Local News


Halloween's sure to have chill across most of US

Posted at 11:49 AM, Oct 26, 2017

This year's been warmer than average for most of the United States, but a large cold front sweeping across the country is going to bring a certain chill to Halloween.

The big weather pattern shift is pushing some colder than average air across all of the U.S. except for states along the West Coast.

Some parts of the Midwest can even expect to see their first snowfall of the season. Minnesota, northern Wisconsin and Michigan's Upper Peninsula are all expecting snow leading up to or during the weekend before Halloween.

RELATED: Get your trick-or-treat forecast and scary weather alerts with the Storm Shield app

This change in the weather is breaking the trend from the rest of the year — if only for a few nights.

Every month so far in 2017 has experienced warmer than average temperatures overall.

January through September this year ranked as the third warmest on record, only falling behind the warmer years of 2012 and 2016.

This October has followed that trend with all but the Northeast experiencing a warm beginning to the fall season.

Getting past fall and Halloween, this winter appears to be a tale of two seasons according to the latest long-term forecasts with warmer than average conditions across the South and cooler than average conditions in the North.
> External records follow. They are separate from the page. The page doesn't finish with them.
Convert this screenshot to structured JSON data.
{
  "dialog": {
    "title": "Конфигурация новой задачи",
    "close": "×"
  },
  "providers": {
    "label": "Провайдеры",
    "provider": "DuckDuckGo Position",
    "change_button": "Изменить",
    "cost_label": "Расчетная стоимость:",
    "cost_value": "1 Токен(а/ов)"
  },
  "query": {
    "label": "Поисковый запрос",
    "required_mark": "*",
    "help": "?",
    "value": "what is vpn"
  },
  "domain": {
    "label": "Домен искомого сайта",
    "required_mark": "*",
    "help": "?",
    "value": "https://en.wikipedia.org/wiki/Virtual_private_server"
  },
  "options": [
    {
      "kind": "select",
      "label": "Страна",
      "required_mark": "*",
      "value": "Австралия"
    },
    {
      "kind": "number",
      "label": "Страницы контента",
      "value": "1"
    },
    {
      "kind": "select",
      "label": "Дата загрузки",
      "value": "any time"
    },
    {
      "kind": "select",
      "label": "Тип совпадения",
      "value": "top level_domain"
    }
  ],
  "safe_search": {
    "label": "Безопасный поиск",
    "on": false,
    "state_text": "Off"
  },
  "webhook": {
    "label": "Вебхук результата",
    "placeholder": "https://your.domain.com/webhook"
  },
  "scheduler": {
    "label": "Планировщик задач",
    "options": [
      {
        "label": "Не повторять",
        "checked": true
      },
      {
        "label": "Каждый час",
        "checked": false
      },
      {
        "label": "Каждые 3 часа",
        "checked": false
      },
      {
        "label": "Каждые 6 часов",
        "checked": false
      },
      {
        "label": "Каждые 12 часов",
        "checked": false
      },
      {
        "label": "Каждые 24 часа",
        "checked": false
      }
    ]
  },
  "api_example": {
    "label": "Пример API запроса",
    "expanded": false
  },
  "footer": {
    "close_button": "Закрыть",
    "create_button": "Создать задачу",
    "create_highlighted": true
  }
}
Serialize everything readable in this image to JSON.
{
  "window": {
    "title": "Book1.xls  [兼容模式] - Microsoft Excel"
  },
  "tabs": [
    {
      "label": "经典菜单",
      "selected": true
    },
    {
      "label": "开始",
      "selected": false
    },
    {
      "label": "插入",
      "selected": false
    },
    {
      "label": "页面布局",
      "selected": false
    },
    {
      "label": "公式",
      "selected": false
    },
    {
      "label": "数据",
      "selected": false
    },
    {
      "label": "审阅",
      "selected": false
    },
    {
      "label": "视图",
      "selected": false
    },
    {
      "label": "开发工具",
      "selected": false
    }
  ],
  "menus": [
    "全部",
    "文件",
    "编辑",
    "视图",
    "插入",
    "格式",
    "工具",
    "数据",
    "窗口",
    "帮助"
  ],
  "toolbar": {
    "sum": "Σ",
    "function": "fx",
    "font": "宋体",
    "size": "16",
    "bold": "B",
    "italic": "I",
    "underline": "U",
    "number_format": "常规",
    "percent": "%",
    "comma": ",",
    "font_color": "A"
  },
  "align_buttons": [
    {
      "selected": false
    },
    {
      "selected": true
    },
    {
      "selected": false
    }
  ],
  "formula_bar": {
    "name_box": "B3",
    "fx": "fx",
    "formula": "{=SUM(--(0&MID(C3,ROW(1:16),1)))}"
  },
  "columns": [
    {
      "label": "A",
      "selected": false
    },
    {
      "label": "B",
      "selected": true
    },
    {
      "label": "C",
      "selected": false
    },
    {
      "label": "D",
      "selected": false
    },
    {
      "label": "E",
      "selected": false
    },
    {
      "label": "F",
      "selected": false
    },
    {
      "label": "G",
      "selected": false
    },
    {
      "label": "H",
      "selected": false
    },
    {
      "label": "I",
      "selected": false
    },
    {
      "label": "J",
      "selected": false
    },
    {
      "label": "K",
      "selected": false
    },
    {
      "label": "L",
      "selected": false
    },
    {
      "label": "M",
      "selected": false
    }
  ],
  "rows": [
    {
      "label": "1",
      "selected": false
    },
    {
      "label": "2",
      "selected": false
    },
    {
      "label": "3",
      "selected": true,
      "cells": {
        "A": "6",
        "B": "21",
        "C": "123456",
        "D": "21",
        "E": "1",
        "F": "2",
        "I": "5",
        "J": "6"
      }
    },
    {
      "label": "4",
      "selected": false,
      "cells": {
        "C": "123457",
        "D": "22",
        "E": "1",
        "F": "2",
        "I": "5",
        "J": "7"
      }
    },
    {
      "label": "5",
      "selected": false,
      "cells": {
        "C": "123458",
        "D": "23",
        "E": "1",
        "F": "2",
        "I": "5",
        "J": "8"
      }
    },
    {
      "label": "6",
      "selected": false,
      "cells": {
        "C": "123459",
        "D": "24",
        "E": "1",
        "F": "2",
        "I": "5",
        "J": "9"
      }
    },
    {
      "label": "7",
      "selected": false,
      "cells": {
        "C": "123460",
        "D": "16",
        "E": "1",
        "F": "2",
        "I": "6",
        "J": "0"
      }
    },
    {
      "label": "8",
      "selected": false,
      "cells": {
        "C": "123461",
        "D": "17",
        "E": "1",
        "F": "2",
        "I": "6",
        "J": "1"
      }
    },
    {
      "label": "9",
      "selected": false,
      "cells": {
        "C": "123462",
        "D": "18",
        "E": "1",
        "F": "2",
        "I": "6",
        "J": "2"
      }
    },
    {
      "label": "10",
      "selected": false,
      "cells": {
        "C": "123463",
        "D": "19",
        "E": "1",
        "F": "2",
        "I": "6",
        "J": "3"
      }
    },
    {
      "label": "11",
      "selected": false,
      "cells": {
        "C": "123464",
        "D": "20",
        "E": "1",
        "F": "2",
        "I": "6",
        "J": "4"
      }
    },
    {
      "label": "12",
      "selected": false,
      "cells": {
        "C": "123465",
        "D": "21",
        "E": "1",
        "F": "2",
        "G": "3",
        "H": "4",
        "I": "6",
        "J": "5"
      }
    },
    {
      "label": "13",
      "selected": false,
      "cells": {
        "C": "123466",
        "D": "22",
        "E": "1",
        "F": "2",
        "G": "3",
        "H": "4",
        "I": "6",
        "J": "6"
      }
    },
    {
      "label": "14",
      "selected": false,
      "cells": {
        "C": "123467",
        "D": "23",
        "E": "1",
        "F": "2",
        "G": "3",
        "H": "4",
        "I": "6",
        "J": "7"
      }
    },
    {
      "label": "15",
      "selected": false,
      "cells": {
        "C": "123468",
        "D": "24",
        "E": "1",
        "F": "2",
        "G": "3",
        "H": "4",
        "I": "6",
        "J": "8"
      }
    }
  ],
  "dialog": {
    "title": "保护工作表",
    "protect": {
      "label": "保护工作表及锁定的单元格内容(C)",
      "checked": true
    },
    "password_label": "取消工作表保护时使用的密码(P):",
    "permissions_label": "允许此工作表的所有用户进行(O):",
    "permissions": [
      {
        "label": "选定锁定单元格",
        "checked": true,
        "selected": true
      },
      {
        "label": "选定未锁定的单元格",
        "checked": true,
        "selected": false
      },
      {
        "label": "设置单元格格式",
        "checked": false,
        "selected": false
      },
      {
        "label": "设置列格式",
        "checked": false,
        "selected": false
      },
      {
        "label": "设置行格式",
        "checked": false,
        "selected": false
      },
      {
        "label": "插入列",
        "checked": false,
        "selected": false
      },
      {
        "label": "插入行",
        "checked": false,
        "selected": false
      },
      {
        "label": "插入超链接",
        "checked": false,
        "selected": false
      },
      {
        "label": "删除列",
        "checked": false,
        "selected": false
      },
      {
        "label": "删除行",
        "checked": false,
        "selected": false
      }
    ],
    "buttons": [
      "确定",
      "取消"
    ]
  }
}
Follow Storm Shield Meteorologist Jason Meyersvia the Storm Shield appon Twitter, Facebook, and YouTube. Download the Storm Shield Weather Radio App for your iPhone or Android device and get severe weather alerts wherever you are. Named by Time.com one of the best weather apps for your iPhone.